(Prompt)
Leaving out the pictures, reproduce each record exactly and in full.

(Data about app and page elements)
Content starts
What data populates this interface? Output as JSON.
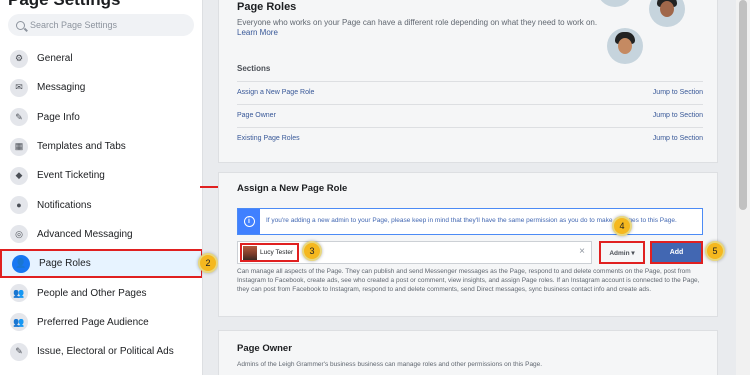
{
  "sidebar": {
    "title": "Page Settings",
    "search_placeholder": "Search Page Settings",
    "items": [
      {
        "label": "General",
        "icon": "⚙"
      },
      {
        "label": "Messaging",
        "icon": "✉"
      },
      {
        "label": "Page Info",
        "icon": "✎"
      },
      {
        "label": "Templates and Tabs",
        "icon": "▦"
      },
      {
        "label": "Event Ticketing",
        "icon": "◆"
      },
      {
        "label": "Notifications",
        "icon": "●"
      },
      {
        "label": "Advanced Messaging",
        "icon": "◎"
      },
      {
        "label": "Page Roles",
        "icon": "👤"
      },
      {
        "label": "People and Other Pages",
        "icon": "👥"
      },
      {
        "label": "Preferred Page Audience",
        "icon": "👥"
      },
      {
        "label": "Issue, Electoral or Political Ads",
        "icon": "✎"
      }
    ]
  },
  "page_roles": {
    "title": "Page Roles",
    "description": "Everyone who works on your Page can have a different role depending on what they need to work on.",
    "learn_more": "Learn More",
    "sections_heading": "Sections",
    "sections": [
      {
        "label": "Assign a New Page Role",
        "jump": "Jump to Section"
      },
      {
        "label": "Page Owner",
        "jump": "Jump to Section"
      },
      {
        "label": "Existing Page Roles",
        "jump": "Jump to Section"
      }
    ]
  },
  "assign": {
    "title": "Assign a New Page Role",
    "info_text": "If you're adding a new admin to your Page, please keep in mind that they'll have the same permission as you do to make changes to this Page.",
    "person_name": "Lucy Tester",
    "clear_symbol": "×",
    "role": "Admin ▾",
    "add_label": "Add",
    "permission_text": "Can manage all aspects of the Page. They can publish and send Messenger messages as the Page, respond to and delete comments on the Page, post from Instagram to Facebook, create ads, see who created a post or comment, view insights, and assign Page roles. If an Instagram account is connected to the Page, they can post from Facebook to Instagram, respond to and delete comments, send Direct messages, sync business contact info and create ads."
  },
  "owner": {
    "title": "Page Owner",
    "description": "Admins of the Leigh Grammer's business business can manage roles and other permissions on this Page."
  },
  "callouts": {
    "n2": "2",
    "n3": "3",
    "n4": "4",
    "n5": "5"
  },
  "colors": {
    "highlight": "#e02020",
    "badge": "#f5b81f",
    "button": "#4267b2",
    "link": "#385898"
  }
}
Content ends
(Written response)
What data populates this interface? Output as JSON.
{
  "sidebar": {
    "title": "Page Settings",
    "search_placeholder": "Search Page Settings",
    "items": [
      {
        "label": "General",
        "icon": "⚙"
      },
      {
        "label": "Messaging",
        "icon": "✉"
      },
      {
        "label": "Page Info",
        "icon": "✎"
      },
      {
        "label": "Templates and Tabs",
        "icon": "▦"
      },
      {
        "label": "Event Ticketing",
        "icon": "◆"
      },
      {
        "label": "Notifications",
        "icon": "●"
      },
      {
        "label": "Advanced Messaging",
        "icon": "◎"
      },
      {
        "label": "Page Roles",
        "icon": "👤"
      },
      {
        "label": "People and Other Pages",
        "icon": "👥"
      },
      {
        "label": "Preferred Page Audience",
        "icon": "👥"
      },
      {
        "label": "Issue, Electoral or Political Ads",
        "icon": "✎"
      }
    ]
  },
  "page_roles": {
    "title": "Page Roles",
    "description": "Everyone who works on your Page can have a different role depending on what they need to work on.",
    "learn_more": "Learn More",
    "sections_heading": "Sections",
    "sections": [
      {
        "label": "Assign a New Page Role",
        "jump": "Jump to Section"
      },
      {
        "label": "Page Owner",
        "jump": "Jump to Section"
      },
      {
        "label": "Existing Page Roles",
        "jump": "Jump to Section"
      }
    ]
  },
  "assign": {
    "title": "Assign a New Page Role",
    "info_text": "If you're adding a new admin to your Page, please keep in mind that they'll have the same permission as you do to make changes to this Page.",
    "person_name": "Lucy Tester",
    "clear_symbol": "×",
    "role": "Admin ▾",
    "add_label": "Add",
    "permission_text": "Can manage all aspects of the Page. They can publish and send Messenger messages as the Page, respond to and delete comments on the Page, post from Instagram to Facebook, create ads, see who created a post or comment, view insights, and assign Page roles. If an Instagram account is connected to the Page, they can post from Facebook to Instagram, respond to and delete comments, send Direct messages, sync business contact info and create ads."
  },
  "owner": {
    "title": "Page Owner",
    "description": "Admins of the Leigh Grammer's business business can manage roles and other permissions on this Page."
  },
  "callouts": {
    "n2": "2",
    "n3": "3",
    "n4": "4",
    "n5": "5"
  },
  "colors": {
    "highlight": "#e02020",
    "badge": "#f5b81f",
    "button": "#4267b2",
    "link": "#385898"
  }
}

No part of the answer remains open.